About The Postman Always Rings Twice, Double Indemnity, Mildred Pierce, and Selected Stories
(Book Jacket Status: Jacketed)These three classics from the master of the noir novel, along with five otherwise unavailable short stories, are electric with the taut narrative voice, the suspense, and the explosive violence and eroticism that were James M. Cain’s indelible hallmarks.The Postman Always Rings Twice,Cain’s first novel–the subject of an obscenity trial in Boston, the inspiration for Camus’s The Stranger–is the fever-pitched tale of a drifter who stumbles into a job, into an erotic obsession, and into a murder. Double Indemnity–which followed Postman so quickly, Cain’s readers hardly had a chance to catch their breath–is a tersely narrated story of blind passion, duplicity, and, of course, murder. Mildred Pierce, a work of acute psychological observation and devastating emotional violence, is the tale of a woman with a taste for shiftless men and an unreasoned devotion to her monstrous daughter. All three novels were immortalized in classic Hollywood films. Also included here are five masterful stories–“Pastorale,” “The Baby in the Icebox,” “Dead Man,” “Brush Fire,” “The Girl in the Storm”–that have been out of print for decades.
James M. Cain was a first-rate writer of American hard-boiled crime fiction. Born in Baltimore in 1892, Cain began his career as a reporter, serving in the American Expeditionary Force in World War I and writing for the newspaper of… More about James M. Cain
People Who Read The Postman Always Rings Twice, Double Indemnity, Mildred Pierce, and Selected Stories Also Read
Inspired by Your Browsing History
“[James M. Cain is] a poet of the tabloid murder.” –Edmund Wilson
“Nobody has quite pulled it off the way Cain does, not Hemingway, and not even Raymond Chandler.” –Tom Wolfe
“Mr. Cain is a real writer who can construct and tell an exciting story with dazzling swiftness . . . [his] work has a fast rhythm that is art.” –Saturday Review of Literature
“Cain can get down to the primary impulses of greed and sex in fewer words than any writer we know of.” –New York Times

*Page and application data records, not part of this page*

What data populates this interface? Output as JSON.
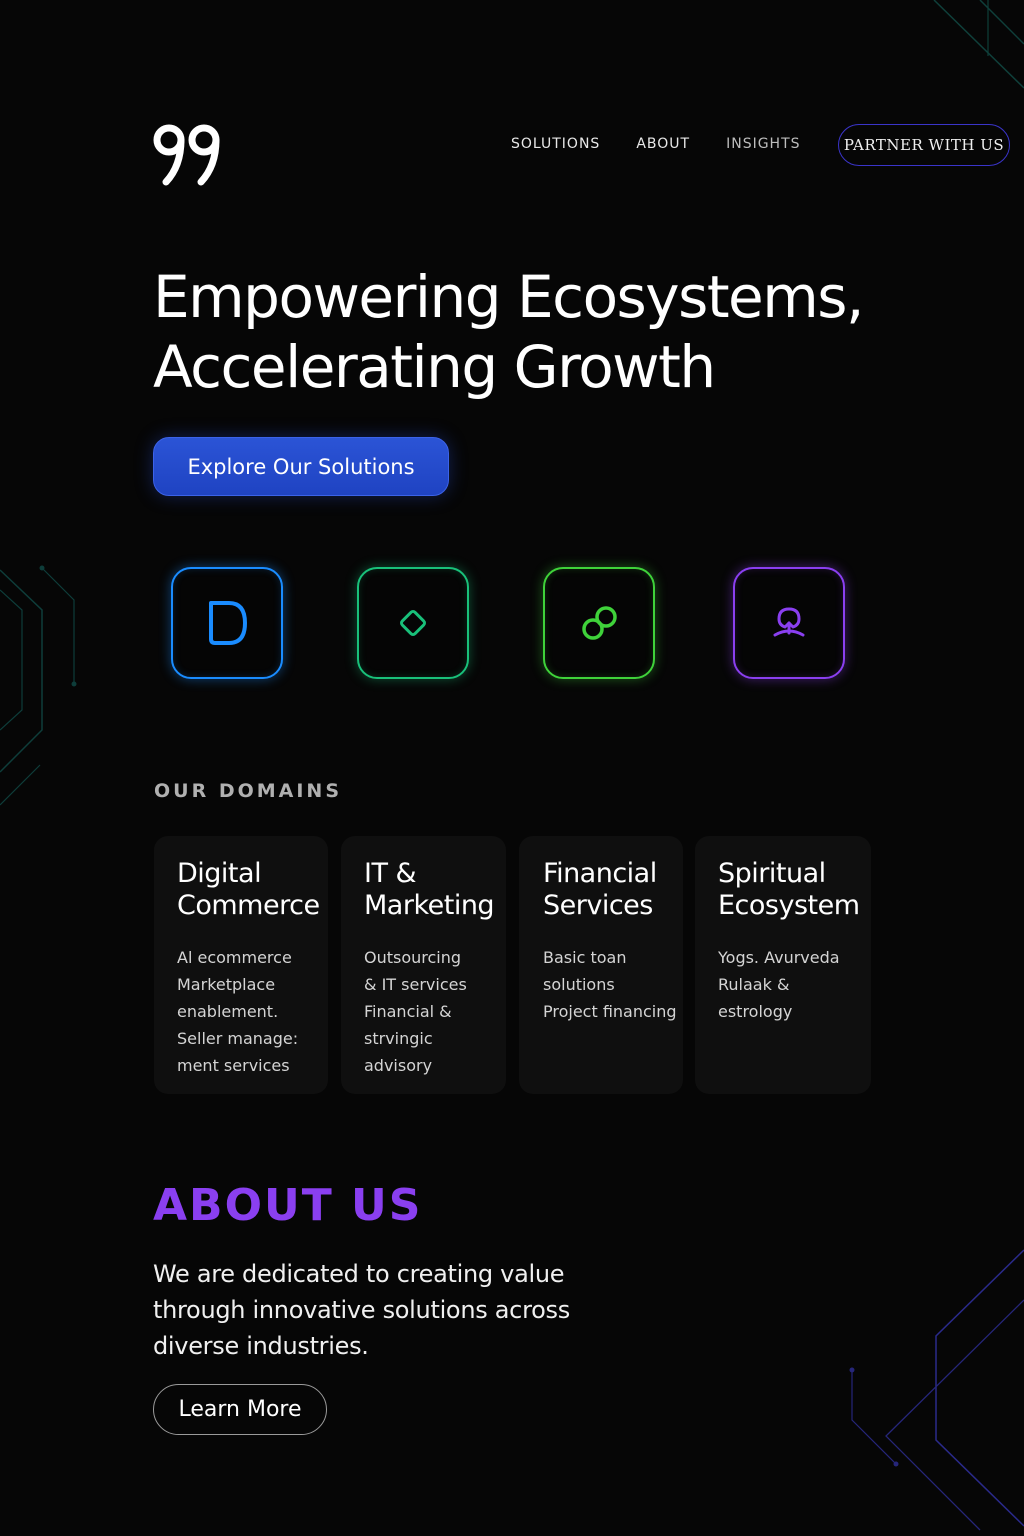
{
  "brand": {
    "logo_text": "99"
  },
  "nav": {
    "links": [
      "SOLUTIONS",
      "ABOUT",
      "INSIGHTS"
    ],
    "partner_label": "PARTNER WITH US"
  },
  "hero": {
    "title_line1": "Empowering Ecosystems,",
    "title_line2": "Accelerating Growth",
    "cta_label": "Explore Our Solutions"
  },
  "icons": [
    {
      "name": "d-shape-icon",
      "color": "#1a8cff"
    },
    {
      "name": "diamond-icon",
      "color": "#19c07a"
    },
    {
      "name": "link-rings-icon",
      "color": "#3fd23a"
    },
    {
      "name": "lotus-icon",
      "color": "#8a3ff0"
    }
  ],
  "domains": {
    "label": "OUR DOMAINS",
    "cards": [
      {
        "title": [
          "Digital",
          "Commerce"
        ],
        "desc": [
          "Al ecommerce",
          "Marketplace",
          "enablement.",
          "Seller manage:",
          "ment services"
        ]
      },
      {
        "title": [
          "IT &",
          "Marketing"
        ],
        "desc": [
          "Outsourcing",
          "& IT services",
          "Financial &",
          "strvingic",
          "advisory"
        ]
      },
      {
        "title": [
          "Financial",
          "Services"
        ],
        "desc": [
          "Basic toan",
          "solutions",
          "Project financing"
        ]
      },
      {
        "title": [
          "Spiritual",
          "Ecosystem"
        ],
        "desc": [
          "Yogs. Avurveda",
          "Rulaak &",
          "estrology"
        ]
      }
    ]
  },
  "about": {
    "title": "ABOUT US",
    "text": [
      "We are dedicated to creating value",
      "through innovative solutions across",
      "diverse industries."
    ],
    "button_label": "Learn More"
  }
}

I was recently in a room with a group of writers, and the talk turned to James M. Cain. There were, I recall, five writers there, each of us about to teach a graduate writing workshop. The four others ? perhaps only incidentally? ? all were women, a mix of novelists, biographers, essayists, and poets (some multiply accomplished). I mentioned this essay, as something I was working on. The others instantly laughed, but not as though I had made a joke, or confessed a stupid action. This was the laughter of a shared secret. Everyone in that room, it turned out, was rereading, or had just reread Cain.